They needed “to figure out how to give her what it is she needs in order to be happy,” he added. They have two children, ages 17 and 14, and felt that one of them would benefit from going to school in a less rural area.
WSJ: Homelessness Worsens in Older Populations as Housing Costs Take Toll - This is going to be one piece of fallout from post-familialism, as I’ve previously written about. While not all of the people in that article did not have family support networks, this would be a risk factor for homelessness.
WaPo: Washington faltered as fentanyl gripped America
Scott Alexander wrote a review of David Brooks’ Bobos in Paradise, and then put up a post with a collection of insightful comments from readers.
CBS: A restaurant refuses service to a Christian group - the negative world is here
New Content and Media Mentions
This podcast on “ark think” mentions me, though I haven’t had a chance to listen to it yet.
New this week:
In case you missed it, my monthly newsletter was a primer on doxxing.
I wrote about what the Elon Musk takeover of Twitter shows us about managerialism (paid only).
Wesley Reynolds at American Reformer writes about resurrecting bureaucracy.
You can subscribe to my podcast on Apple, Google, or YouTube.

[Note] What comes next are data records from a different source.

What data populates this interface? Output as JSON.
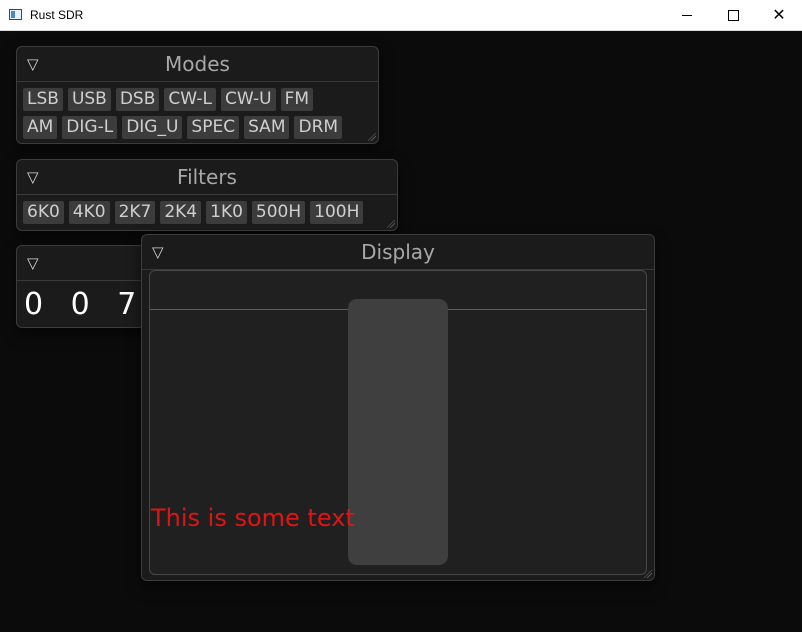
{
  "window": {
    "title": "Rust SDR",
    "minimize_glyph": "",
    "close_glyph": "✕"
  },
  "modes": {
    "title": "Modes",
    "collapse_glyph": "▽",
    "row1": [
      "LSB",
      "USB",
      "DSB",
      "CW-L",
      "CW-U",
      "FM"
    ],
    "row2": [
      "AM",
      "DIG-L",
      "DIG_U",
      "SPEC",
      "SAM",
      "DRM"
    ]
  },
  "filters": {
    "title": "Filters",
    "collapse_glyph": "▽",
    "items": [
      "6K0",
      "4K0",
      "2K7",
      "2K4",
      "1K0",
      "500H",
      "100H"
    ]
  },
  "frequency": {
    "collapse_glyph": "▽",
    "digits": "0 0 7 -"
  },
  "display": {
    "title": "Display",
    "collapse_glyph": "▽",
    "text": "This is some text",
    "text_color": "#e01414",
    "line_color": "#2f7d2f"
  }
}
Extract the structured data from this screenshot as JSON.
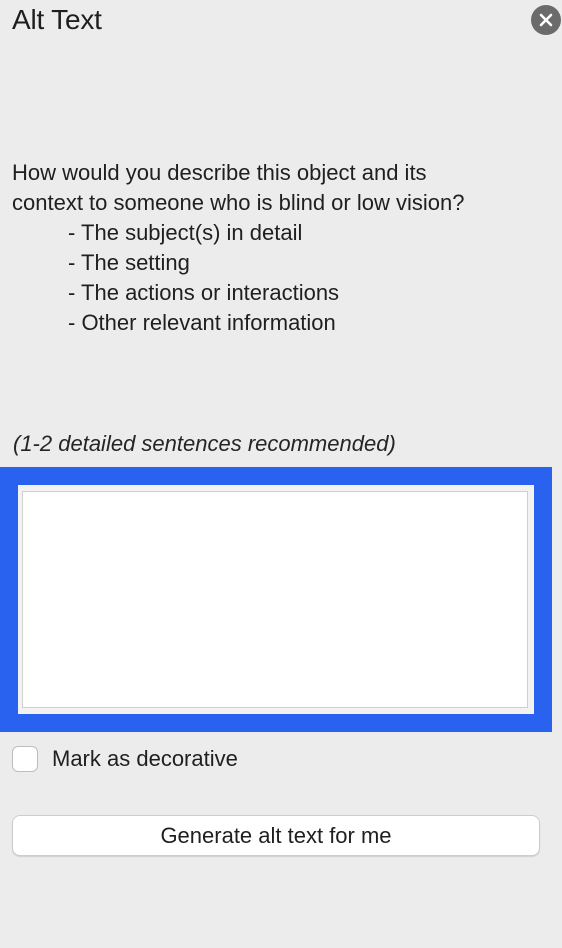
{
  "panel": {
    "title": "Alt Text",
    "close_icon": "close-circle-icon"
  },
  "description": {
    "line1": "How would you describe this object and its",
    "line2": "context to someone who is blind or low vision?",
    "bullets": [
      "- The subject(s) in detail",
      "- The setting",
      "- The actions or interactions",
      "- Other relevant information"
    ]
  },
  "hint": "(1-2 detailed sentences recommended)",
  "alt_text_input": {
    "value": "",
    "focus_color": "#2962ef"
  },
  "decorative": {
    "label": "Mark as decorative",
    "checked": false
  },
  "generate_button": {
    "label": "Generate alt text for me"
  }
}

The British royal family has extremely powerful aesthetics. While we associate them with a retro and even anachronistic style, this one is both traditional and modern. Rather than a 1950s style, this is what is a powerful representation of wholesomness today.
As someone who works at a 501c3 whose raison d'etre is to facilitate grants to other 501c3s, I'd love to be connected with anyone who's concerned about holding them accountable. Aside from the dearth of good leadership among American elites generally, nonprofits also have at least 3 structural factors working against them (I'm sure someone can think of others):
1.The tendency to view profit-seeking organizations as inherently suspect and charities as warm and fuzzy, regardless of what they do outside of the public eye.
2. Generally, nonprofit bylaws stipulate that directors of the organization are to be appointed by the other current directors, rather than outside actors / shareholders / membership. An effect of this is that *no outsider can shake anything up unless the directors give their permission*, unlike in for-profit corporations where there's always a possibility (however remote) of a shareholder revolt or a hostile takeover. A second order effect is that businesses run by nonprofit organizations tend to be run less accountably than businesses run for profit.
3. Additionally, because there aren't shareholders, there's no pressure for a cash-flush nonprofit to pay out a dividend, and the leadership has an easier time paying themselves higher salaries, funding their pet projects, etc..
This might be partially an urban-rural divide, but the average person in rural America is not enthusiastic about electric cars at all, let alone green energy. Much like we saw with the switch from incandescent light bulbs first to CFLs then LEDs, part of the issue is outright lying about the performance of the replacement product. People who drive longer distances through lightly populated areas don't trust the promises being made about electric vehicles and certainly don't trust that green energy will reliably heat their homes in winter. Here's a good article from MotorTrend on how pathetic the driving range is with the Ford F-150 Lightning when towing a camper. How much is the cost of camping going to go up when campground owners are forced to put in a bunch of "rapid" charging stations for electric trucks that only go 100 miles on a full charge?
The market for this truck is small and not going to grow unless, like with the light bulbs, the original product is made illegal. If the regime wanted public buy in on this they would be transparent about the shortcomings and pressure developers to improve performance quickly. Instead they will continue to lie and try to punish dissenters and drive competitors out of business.